(DATASET):
Start of Block

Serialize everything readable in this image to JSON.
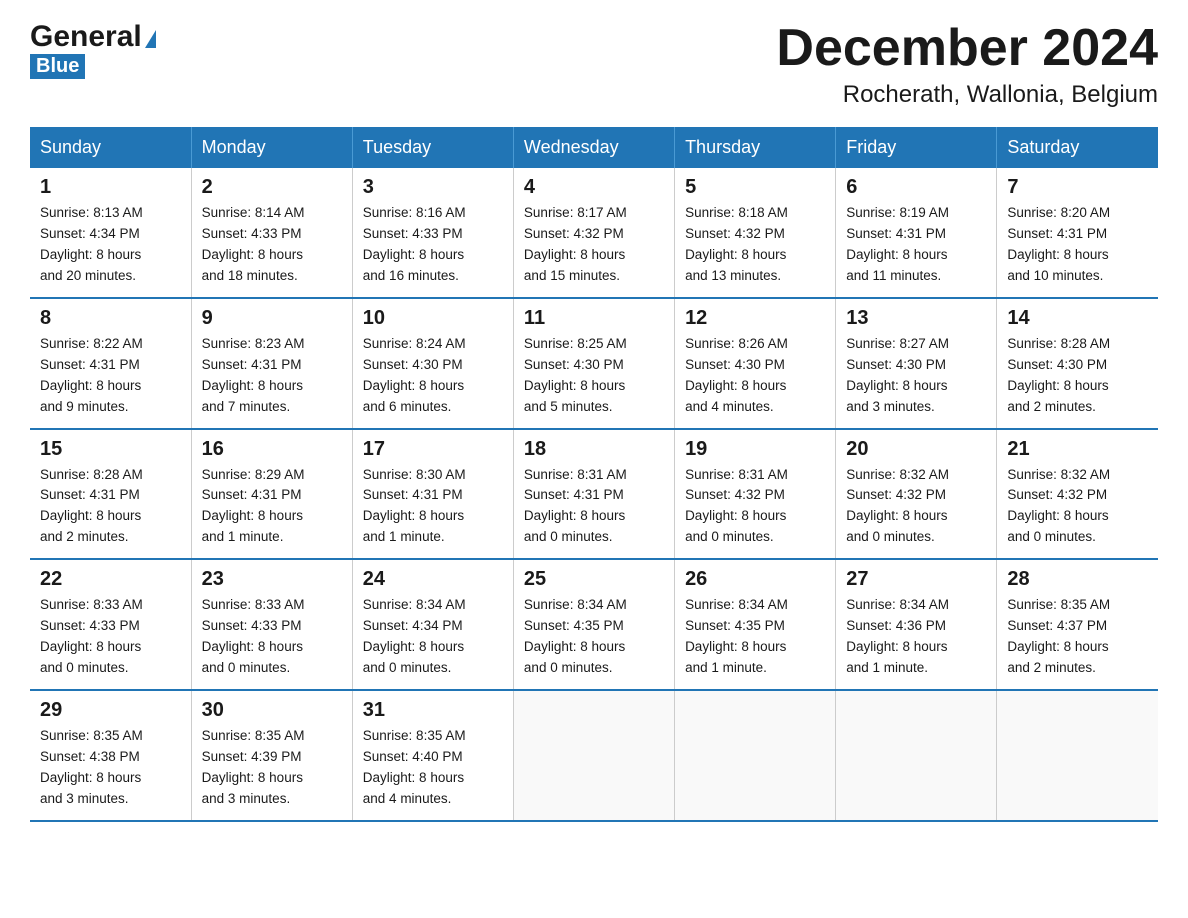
{
  "logo": {
    "general": "General",
    "blue": "Blue"
  },
  "title": "December 2024",
  "subtitle": "Rocherath, Wallonia, Belgium",
  "days_of_week": [
    "Sunday",
    "Monday",
    "Tuesday",
    "Wednesday",
    "Thursday",
    "Friday",
    "Saturday"
  ],
  "weeks": [
    [
      {
        "day": "1",
        "sunrise": "8:13 AM",
        "sunset": "4:34 PM",
        "daylight": "8 hours and 20 minutes."
      },
      {
        "day": "2",
        "sunrise": "8:14 AM",
        "sunset": "4:33 PM",
        "daylight": "8 hours and 18 minutes."
      },
      {
        "day": "3",
        "sunrise": "8:16 AM",
        "sunset": "4:33 PM",
        "daylight": "8 hours and 16 minutes."
      },
      {
        "day": "4",
        "sunrise": "8:17 AM",
        "sunset": "4:32 PM",
        "daylight": "8 hours and 15 minutes."
      },
      {
        "day": "5",
        "sunrise": "8:18 AM",
        "sunset": "4:32 PM",
        "daylight": "8 hours and 13 minutes."
      },
      {
        "day": "6",
        "sunrise": "8:19 AM",
        "sunset": "4:31 PM",
        "daylight": "8 hours and 11 minutes."
      },
      {
        "day": "7",
        "sunrise": "8:20 AM",
        "sunset": "4:31 PM",
        "daylight": "8 hours and 10 minutes."
      }
    ],
    [
      {
        "day": "8",
        "sunrise": "8:22 AM",
        "sunset": "4:31 PM",
        "daylight": "8 hours and 9 minutes."
      },
      {
        "day": "9",
        "sunrise": "8:23 AM",
        "sunset": "4:31 PM",
        "daylight": "8 hours and 7 minutes."
      },
      {
        "day": "10",
        "sunrise": "8:24 AM",
        "sunset": "4:30 PM",
        "daylight": "8 hours and 6 minutes."
      },
      {
        "day": "11",
        "sunrise": "8:25 AM",
        "sunset": "4:30 PM",
        "daylight": "8 hours and 5 minutes."
      },
      {
        "day": "12",
        "sunrise": "8:26 AM",
        "sunset": "4:30 PM",
        "daylight": "8 hours and 4 minutes."
      },
      {
        "day": "13",
        "sunrise": "8:27 AM",
        "sunset": "4:30 PM",
        "daylight": "8 hours and 3 minutes."
      },
      {
        "day": "14",
        "sunrise": "8:28 AM",
        "sunset": "4:30 PM",
        "daylight": "8 hours and 2 minutes."
      }
    ],
    [
      {
        "day": "15",
        "sunrise": "8:28 AM",
        "sunset": "4:31 PM",
        "daylight": "8 hours and 2 minutes."
      },
      {
        "day": "16",
        "sunrise": "8:29 AM",
        "sunset": "4:31 PM",
        "daylight": "8 hours and 1 minute."
      },
      {
        "day": "17",
        "sunrise": "8:30 AM",
        "sunset": "4:31 PM",
        "daylight": "8 hours and 1 minute."
      },
      {
        "day": "18",
        "sunrise": "8:31 AM",
        "sunset": "4:31 PM",
        "daylight": "8 hours and 0 minutes."
      },
      {
        "day": "19",
        "sunrise": "8:31 AM",
        "sunset": "4:32 PM",
        "daylight": "8 hours and 0 minutes."
      },
      {
        "day": "20",
        "sunrise": "8:32 AM",
        "sunset": "4:32 PM",
        "daylight": "8 hours and 0 minutes."
      },
      {
        "day": "21",
        "sunrise": "8:32 AM",
        "sunset": "4:32 PM",
        "daylight": "8 hours and 0 minutes."
      }
    ],
    [
      {
        "day": "22",
        "sunrise": "8:33 AM",
        "sunset": "4:33 PM",
        "daylight": "8 hours and 0 minutes."
      },
      {
        "day": "23",
        "sunrise": "8:33 AM",
        "sunset": "4:33 PM",
        "daylight": "8 hours and 0 minutes."
      },
      {
        "day": "24",
        "sunrise": "8:34 AM",
        "sunset": "4:34 PM",
        "daylight": "8 hours and 0 minutes."
      },
      {
        "day": "25",
        "sunrise": "8:34 AM",
        "sunset": "4:35 PM",
        "daylight": "8 hours and 0 minutes."
      },
      {
        "day": "26",
        "sunrise": "8:34 AM",
        "sunset": "4:35 PM",
        "daylight": "8 hours and 1 minute."
      },
      {
        "day": "27",
        "sunrise": "8:34 AM",
        "sunset": "4:36 PM",
        "daylight": "8 hours and 1 minute."
      },
      {
        "day": "28",
        "sunrise": "8:35 AM",
        "sunset": "4:37 PM",
        "daylight": "8 hours and 2 minutes."
      }
    ],
    [
      {
        "day": "29",
        "sunrise": "8:35 AM",
        "sunset": "4:38 PM",
        "daylight": "8 hours and 3 minutes."
      },
      {
        "day": "30",
        "sunrise": "8:35 AM",
        "sunset": "4:39 PM",
        "daylight": "8 hours and 3 minutes."
      },
      {
        "day": "31",
        "sunrise": "8:35 AM",
        "sunset": "4:40 PM",
        "daylight": "8 hours and 4 minutes."
      },
      null,
      null,
      null,
      null
    ]
  ],
  "labels": {
    "sunrise": "Sunrise:",
    "sunset": "Sunset:",
    "daylight": "Daylight:"
  }
}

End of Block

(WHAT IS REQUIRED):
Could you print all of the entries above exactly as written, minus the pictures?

(ANSWER AREA):
Serialize everything readable in this image to JSON.
{
  "logo": {
    "general": "General",
    "blue": "Blue"
  },
  "title": "December 2024",
  "subtitle": "Rocherath, Wallonia, Belgium",
  "days_of_week": [
    "Sunday",
    "Monday",
    "Tuesday",
    "Wednesday",
    "Thursday",
    "Friday",
    "Saturday"
  ],
  "weeks": [
    [
      {
        "day": "1",
        "sunrise": "8:13 AM",
        "sunset": "4:34 PM",
        "daylight": "8 hours and 20 minutes."
      },
      {
        "day": "2",
        "sunrise": "8:14 AM",
        "sunset": "4:33 PM",
        "daylight": "8 hours and 18 minutes."
      },
      {
        "day": "3",
        "sunrise": "8:16 AM",
        "sunset": "4:33 PM",
        "daylight": "8 hours and 16 minutes."
      },
      {
        "day": "4",
        "sunrise": "8:17 AM",
        "sunset": "4:32 PM",
        "daylight": "8 hours and 15 minutes."
      },
      {
        "day": "5",
        "sunrise": "8:18 AM",
        "sunset": "4:32 PM",
        "daylight": "8 hours and 13 minutes."
      },
      {
        "day": "6",
        "sunrise": "8:19 AM",
        "sunset": "4:31 PM",
        "daylight": "8 hours and 11 minutes."
      },
      {
        "day": "7",
        "sunrise": "8:20 AM",
        "sunset": "4:31 PM",
        "daylight": "8 hours and 10 minutes."
      }
    ],
    [
      {
        "day": "8",
        "sunrise": "8:22 AM",
        "sunset": "4:31 PM",
        "daylight": "8 hours and 9 minutes."
      },
      {
        "day": "9",
        "sunrise": "8:23 AM",
        "sunset": "4:31 PM",
        "daylight": "8 hours and 7 minutes."
      },
      {
        "day": "10",
        "sunrise": "8:24 AM",
        "sunset": "4:30 PM",
        "daylight": "8 hours and 6 minutes."
      },
      {
        "day": "11",
        "sunrise": "8:25 AM",
        "sunset": "4:30 PM",
        "daylight": "8 hours and 5 minutes."
      },
      {
        "day": "12",
        "sunrise": "8:26 AM",
        "sunset": "4:30 PM",
        "daylight": "8 hours and 4 minutes."
      },
      {
        "day": "13",
        "sunrise": "8:27 AM",
        "sunset": "4:30 PM",
        "daylight": "8 hours and 3 minutes."
      },
      {
        "day": "14",
        "sunrise": "8:28 AM",
        "sunset": "4:30 PM",
        "daylight": "8 hours and 2 minutes."
      }
    ],
    [
      {
        "day": "15",
        "sunrise": "8:28 AM",
        "sunset": "4:31 PM",
        "daylight": "8 hours and 2 minutes."
      },
      {
        "day": "16",
        "sunrise": "8:29 AM",
        "sunset": "4:31 PM",
        "daylight": "8 hours and 1 minute."
      },
      {
        "day": "17",
        "sunrise": "8:30 AM",
        "sunset": "4:31 PM",
        "daylight": "8 hours and 1 minute."
      },
      {
        "day": "18",
        "sunrise": "8:31 AM",
        "sunset": "4:31 PM",
        "daylight": "8 hours and 0 minutes."
      },
      {
        "day": "19",
        "sunrise": "8:31 AM",
        "sunset": "4:32 PM",
        "daylight": "8 hours and 0 minutes."
      },
      {
        "day": "20",
        "sunrise": "8:32 AM",
        "sunset": "4:32 PM",
        "daylight": "8 hours and 0 minutes."
      },
      {
        "day": "21",
        "sunrise": "8:32 AM",
        "sunset": "4:32 PM",
        "daylight": "8 hours and 0 minutes."
      }
    ],
    [
      {
        "day": "22",
        "sunrise": "8:33 AM",
        "sunset": "4:33 PM",
        "daylight": "8 hours and 0 minutes."
      },
      {
        "day": "23",
        "sunrise": "8:33 AM",
        "sunset": "4:33 PM",
        "daylight": "8 hours and 0 minutes."
      },
      {
        "day": "24",
        "sunrise": "8:34 AM",
        "sunset": "4:34 PM",
        "daylight": "8 hours and 0 minutes."
      },
      {
        "day": "25",
        "sunrise": "8:34 AM",
        "sunset": "4:35 PM",
        "daylight": "8 hours and 0 minutes."
      },
      {
        "day": "26",
        "sunrise": "8:34 AM",
        "sunset": "4:35 PM",
        "daylight": "8 hours and 1 minute."
      },
      {
        "day": "27",
        "sunrise": "8:34 AM",
        "sunset": "4:36 PM",
        "daylight": "8 hours and 1 minute."
      },
      {
        "day": "28",
        "sunrise": "8:35 AM",
        "sunset": "4:37 PM",
        "daylight": "8 hours and 2 minutes."
      }
    ],
    [
      {
        "day": "29",
        "sunrise": "8:35 AM",
        "sunset": "4:38 PM",
        "daylight": "8 hours and 3 minutes."
      },
      {
        "day": "30",
        "sunrise": "8:35 AM",
        "sunset": "4:39 PM",
        "daylight": "8 hours and 3 minutes."
      },
      {
        "day": "31",
        "sunrise": "8:35 AM",
        "sunset": "4:40 PM",
        "daylight": "8 hours and 4 minutes."
      },
      null,
      null,
      null,
      null
    ]
  ],
  "labels": {
    "sunrise": "Sunrise:",
    "sunset": "Sunset:",
    "daylight": "Daylight:"
  }
}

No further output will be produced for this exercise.